## TASK DIRECTIONS
The entries below are to be restated exactly, and their images are to be omitted.

== SUPPLIED INFORMATION ==

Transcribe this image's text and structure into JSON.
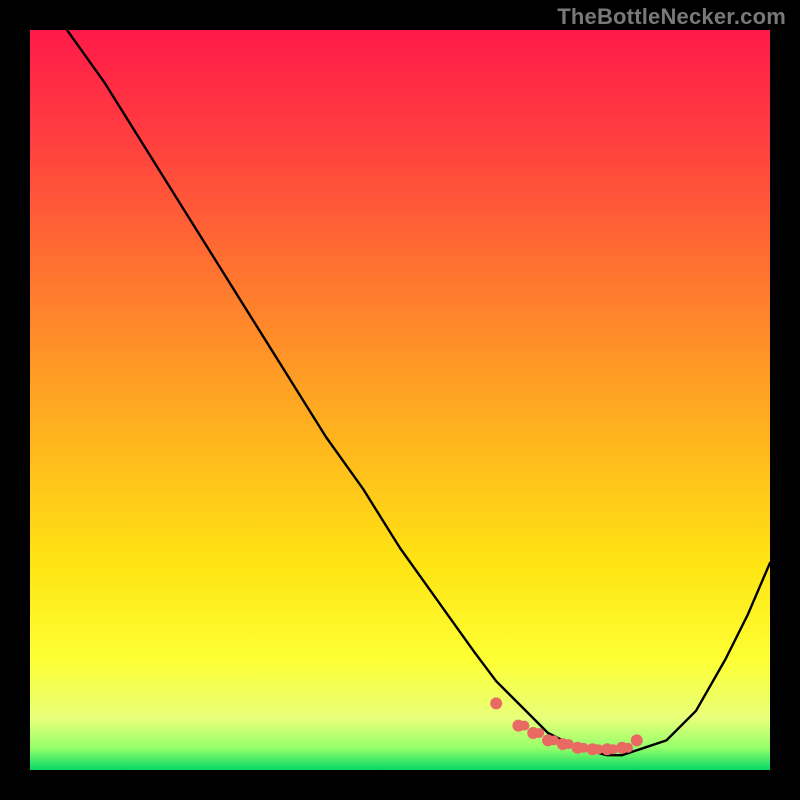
{
  "watermark": "TheBottleNecker.com",
  "colors": {
    "frame": "#000000",
    "watermark": "#787878",
    "curve": "#000000",
    "dots": "#e96a63",
    "gradient_stops": [
      {
        "offset": 0,
        "color": "#ff1a49"
      },
      {
        "offset": 15,
        "color": "#ff3f3f"
      },
      {
        "offset": 35,
        "color": "#ff7a2e"
      },
      {
        "offset": 55,
        "color": "#ffb41e"
      },
      {
        "offset": 72,
        "color": "#ffe413"
      },
      {
        "offset": 85,
        "color": "#fdff33"
      },
      {
        "offset": 93,
        "color": "#e8ff7a"
      },
      {
        "offset": 97,
        "color": "#95ff6a"
      },
      {
        "offset": 100,
        "color": "#05d865"
      }
    ]
  },
  "chart_data": {
    "type": "line",
    "title": "",
    "xlabel": "",
    "ylabel": "",
    "xlim": [
      0,
      100
    ],
    "ylim": [
      0,
      100
    ],
    "grid": false,
    "legend": false,
    "series": [
      {
        "name": "bottleneck-curve",
        "x": [
          5,
          10,
          15,
          20,
          25,
          30,
          35,
          40,
          45,
          50,
          55,
          60,
          63,
          66,
          70,
          74,
          78,
          80,
          83,
          86,
          90,
          94,
          97,
          100
        ],
        "y": [
          100,
          93,
          85,
          77,
          69,
          61,
          53,
          45,
          38,
          30,
          23,
          16,
          12,
          9,
          5,
          3,
          2,
          2,
          3,
          4,
          8,
          15,
          21,
          28
        ]
      }
    ],
    "marker_points": {
      "name": "highlight-dots",
      "x": [
        63,
        66,
        68,
        70,
        72,
        74,
        76,
        78,
        80,
        82
      ],
      "y": [
        9,
        6,
        5,
        4,
        3.5,
        3,
        2.8,
        2.8,
        3,
        4
      ]
    }
  }
}
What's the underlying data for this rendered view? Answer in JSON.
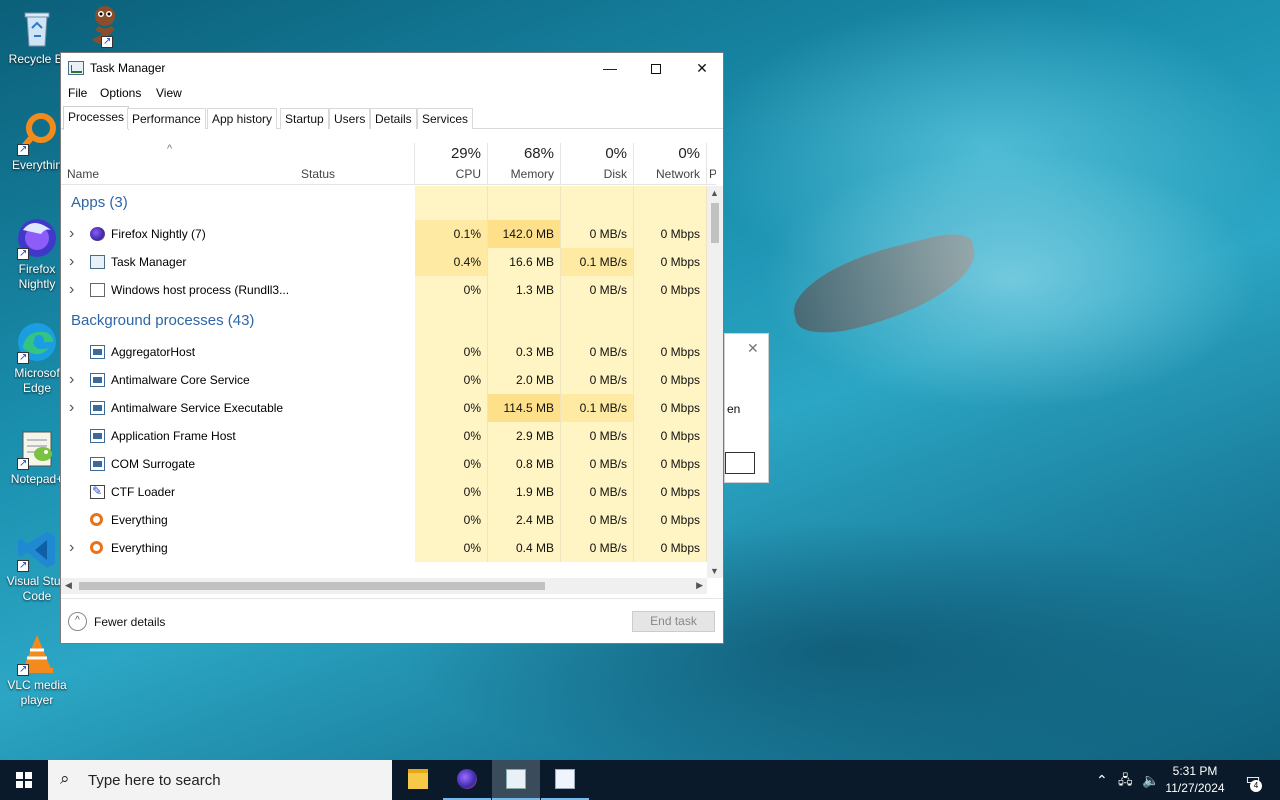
{
  "desktop": {
    "icons": [
      {
        "label": "Recycle Bi",
        "icon": "recycle-bin-icon"
      },
      {
        "label": "",
        "icon": "python-snake-icon"
      },
      {
        "label": "Everythin",
        "icon": "everything-search-icon"
      },
      {
        "label": "Firefox Nightly",
        "icon": "firefox-nightly-icon"
      },
      {
        "label": "Microsof Edge",
        "icon": "edge-icon"
      },
      {
        "label": "Notepad+",
        "icon": "notepad-plus-plus-icon"
      },
      {
        "label": "Visual Stud Code",
        "icon": "vscode-icon"
      },
      {
        "label": "VLC media player",
        "icon": "vlc-icon"
      }
    ]
  },
  "bg_dialog": {
    "text": "en"
  },
  "window": {
    "title": "Task Manager",
    "controls": {
      "minimize": "—",
      "close": "✕"
    }
  },
  "menu": [
    "File",
    "Options",
    "View"
  ],
  "tabs": [
    "Processes",
    "Performance",
    "App history",
    "Startup",
    "Users",
    "Details",
    "Services"
  ],
  "active_tab": "Processes",
  "columns": {
    "name": "Name",
    "status": "Status",
    "cpu": {
      "pct": "29%",
      "label": "CPU"
    },
    "memory": {
      "pct": "68%",
      "label": "Memory"
    },
    "disk": {
      "pct": "0%",
      "label": "Disk"
    },
    "network": {
      "pct": "0%",
      "label": "Network"
    },
    "extra": "P"
  },
  "groups": {
    "apps": "Apps (3)",
    "background": "Background processes (43)"
  },
  "apps": [
    {
      "name": "Firefox Nightly (7)",
      "cpu": "0.1%",
      "mem": "142.0 MB",
      "disk": "0 MB/s",
      "net": "0 Mbps",
      "icon": "firefox-icon"
    },
    {
      "name": "Task Manager",
      "cpu": "0.4%",
      "mem": "16.6 MB",
      "disk": "0.1 MB/s",
      "net": "0 Mbps",
      "icon": "task-manager-icon"
    },
    {
      "name": "Windows host process (Rundll3...",
      "cpu": "0%",
      "mem": "1.3 MB",
      "disk": "0 MB/s",
      "net": "0 Mbps",
      "icon": "document-icon"
    }
  ],
  "background": [
    {
      "name": "AggregatorHost",
      "cpu": "0%",
      "mem": "0.3 MB",
      "disk": "0 MB/s",
      "net": "0 Mbps",
      "icon": "process-icon",
      "expandable": false
    },
    {
      "name": "Antimalware Core Service",
      "cpu": "0%",
      "mem": "2.0 MB",
      "disk": "0 MB/s",
      "net": "0 Mbps",
      "icon": "process-icon",
      "expandable": true
    },
    {
      "name": "Antimalware Service Executable",
      "cpu": "0%",
      "mem": "114.5 MB",
      "disk": "0.1 MB/s",
      "net": "0 Mbps",
      "icon": "process-icon",
      "expandable": true
    },
    {
      "name": "Application Frame Host",
      "cpu": "0%",
      "mem": "2.9 MB",
      "disk": "0 MB/s",
      "net": "0 Mbps",
      "icon": "process-icon",
      "expandable": false
    },
    {
      "name": "COM Surrogate",
      "cpu": "0%",
      "mem": "0.8 MB",
      "disk": "0 MB/s",
      "net": "0 Mbps",
      "icon": "process-icon",
      "expandable": false
    },
    {
      "name": "CTF Loader",
      "cpu": "0%",
      "mem": "1.9 MB",
      "disk": "0 MB/s",
      "net": "0 Mbps",
      "icon": "ctf-loader-icon",
      "expandable": false
    },
    {
      "name": "Everything",
      "cpu": "0%",
      "mem": "2.4 MB",
      "disk": "0 MB/s",
      "net": "0 Mbps",
      "icon": "everything-icon",
      "expandable": false
    },
    {
      "name": "Everything",
      "cpu": "0%",
      "mem": "0.4 MB",
      "disk": "0 MB/s",
      "net": "0 Mbps",
      "icon": "everything-icon",
      "expandable": true
    }
  ],
  "footer": {
    "fewer_details": "Fewer details",
    "end_task": "End task"
  },
  "taskbar": {
    "search_placeholder": "Type here to search",
    "apps": [
      "file-explorer-icon",
      "firefox-icon",
      "task-manager-icon",
      "notepad-icon"
    ],
    "time": "5:31 PM",
    "date": "11/27/2024",
    "notifications": "4"
  },
  "colors": {
    "group_header": "#2e65a6",
    "cell_light": "#fff4c4",
    "cell_medium": "#ffeaa3",
    "cell_mem_high": "#ffe08a"
  }
}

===

## TASK ANSWER
Transcribe this image's text and structure into JSON.
{
  "watermark": "TheBottleNecker.com",
  "colors": {
    "frame": "#000000",
    "watermark": "#787878",
    "curve": "#000000",
    "dots": "#e96a63",
    "gradient_stops": [
      {
        "offset": 0,
        "color": "#ff1a49"
      },
      {
        "offset": 15,
        "color": "#ff3f3f"
      },
      {
        "offset": 35,
        "color": "#ff7a2e"
      },
      {
        "offset": 55,
        "color": "#ffb41e"
      },
      {
        "offset": 72,
        "color": "#ffe413"
      },
      {
        "offset": 85,
        "color": "#fdff33"
      },
      {
        "offset": 93,
        "color": "#e8ff7a"
      },
      {
        "offset": 97,
        "color": "#95ff6a"
      },
      {
        "offset": 100,
        "color": "#05d865"
      }
    ]
  },
  "chart_data": {
    "type": "line",
    "title": "",
    "xlabel": "",
    "ylabel": "",
    "xlim": [
      0,
      100
    ],
    "ylim": [
      0,
      100
    ],
    "grid": false,
    "legend": false,
    "series": [
      {
        "name": "bottleneck-curve",
        "x": [
          5,
          10,
          15,
          20,
          25,
          30,
          35,
          40,
          45,
          50,
          55,
          60,
          63,
          66,
          70,
          74,
          78,
          80,
          83,
          86,
          90,
          94,
          97,
          100
        ],
        "y": [
          100,
          93,
          85,
          77,
          69,
          61,
          53,
          45,
          38,
          30,
          23,
          16,
          12,
          9,
          5,
          3,
          2,
          2,
          3,
          4,
          8,
          15,
          21,
          28
        ]
      }
    ],
    "marker_points": {
      "name": "highlight-dots",
      "x": [
        63,
        66,
        68,
        70,
        72,
        74,
        76,
        78,
        80,
        82
      ],
      "y": [
        9,
        6,
        5,
        4,
        3.5,
        3,
        2.8,
        2.8,
        3,
        4
      ]
    }
  }
}
What's the underlying data for this rendered view? Answer in JSON.
{
  "desktop": {
    "icons": [
      {
        "label": "Recycle Bi",
        "icon": "recycle-bin-icon"
      },
      {
        "label": "",
        "icon": "python-snake-icon"
      },
      {
        "label": "Everythin",
        "icon": "everything-search-icon"
      },
      {
        "label": "Firefox Nightly",
        "icon": "firefox-nightly-icon"
      },
      {
        "label": "Microsof Edge",
        "icon": "edge-icon"
      },
      {
        "label": "Notepad+",
        "icon": "notepad-plus-plus-icon"
      },
      {
        "label": "Visual Stud Code",
        "icon": "vscode-icon"
      },
      {
        "label": "VLC media player",
        "icon": "vlc-icon"
      }
    ]
  },
  "bg_dialog": {
    "text": "en"
  },
  "window": {
    "title": "Task Manager",
    "controls": {
      "minimize": "—",
      "close": "✕"
    }
  },
  "menu": [
    "File",
    "Options",
    "View"
  ],
  "tabs": [
    "Processes",
    "Performance",
    "App history",
    "Startup",
    "Users",
    "Details",
    "Services"
  ],
  "active_tab": "Processes",
  "columns": {
    "name": "Name",
    "status": "Status",
    "cpu": {
      "pct": "29%",
      "label": "CPU"
    },
    "memory": {
      "pct": "68%",
      "label": "Memory"
    },
    "disk": {
      "pct": "0%",
      "label": "Disk"
    },
    "network": {
      "pct": "0%",
      "label": "Network"
    },
    "extra": "P"
  },
  "groups": {
    "apps": "Apps (3)",
    "background": "Background processes (43)"
  },
  "apps": [
    {
      "name": "Firefox Nightly (7)",
      "cpu": "0.1%",
      "mem": "142.0 MB",
      "disk": "0 MB/s",
      "net": "0 Mbps",
      "icon": "firefox-icon"
    },
    {
      "name": "Task Manager",
      "cpu": "0.4%",
      "mem": "16.6 MB",
      "disk": "0.1 MB/s",
      "net": "0 Mbps",
      "icon": "task-manager-icon"
    },
    {
      "name": "Windows host process (Rundll3...",
      "cpu": "0%",
      "mem": "1.3 MB",
      "disk": "0 MB/s",
      "net": "0 Mbps",
      "icon": "document-icon"
    }
  ],
  "background": [
    {
      "name": "AggregatorHost",
      "cpu": "0%",
      "mem": "0.3 MB",
      "disk": "0 MB/s",
      "net": "0 Mbps",
      "icon": "process-icon",
      "expandable": false
    },
    {
      "name": "Antimalware Core Service",
      "cpu": "0%",
      "mem": "2.0 MB",
      "disk": "0 MB/s",
      "net": "0 Mbps",
      "icon": "process-icon",
      "expandable": true
    },
    {
      "name": "Antimalware Service Executable",
      "cpu": "0%",
      "mem": "114.5 MB",
      "disk": "0.1 MB/s",
      "net": "0 Mbps",
      "icon": "process-icon",
      "expandable": true
    },
    {
      "name": "Application Frame Host",
      "cpu": "0%",
      "mem": "2.9 MB",
      "disk": "0 MB/s",
      "net": "0 Mbps",
      "icon": "process-icon",
      "expandable": false
    },
    {
      "name": "COM Surrogate",
      "cpu": "0%",
      "mem": "0.8 MB",
      "disk": "0 MB/s",
      "net": "0 Mbps",
      "icon": "process-icon",
      "expandable": false
    },
    {
      "name": "CTF Loader",
      "cpu": "0%",
      "mem": "1.9 MB",
      "disk": "0 MB/s",
      "net": "0 Mbps",
      "icon": "ctf-loader-icon",
      "expandable": false
    },
    {
      "name": "Everything",
      "cpu": "0%",
      "mem": "2.4 MB",
      "disk": "0 MB/s",
      "net": "0 Mbps",
      "icon": "everything-icon",
      "expandable": false
    },
    {
      "name": "Everything",
      "cpu": "0%",
      "mem": "0.4 MB",
      "disk": "0 MB/s",
      "net": "0 Mbps",
      "icon": "everything-icon",
      "expandable": true
    }
  ],
  "footer": {
    "fewer_details": "Fewer details",
    "end_task": "End task"
  },
  "taskbar": {
    "search_placeholder": "Type here to search",
    "apps": [
      "file-explorer-icon",
      "firefox-icon",
      "task-manager-icon",
      "notepad-icon"
    ],
    "time": "5:31 PM",
    "date": "11/27/2024",
    "notifications": "4"
  },
  "colors": {
    "group_header": "#2e65a6",
    "cell_light": "#fff4c4",
    "cell_medium": "#ffeaa3",
    "cell_mem_high": "#ffe08a"
  }
}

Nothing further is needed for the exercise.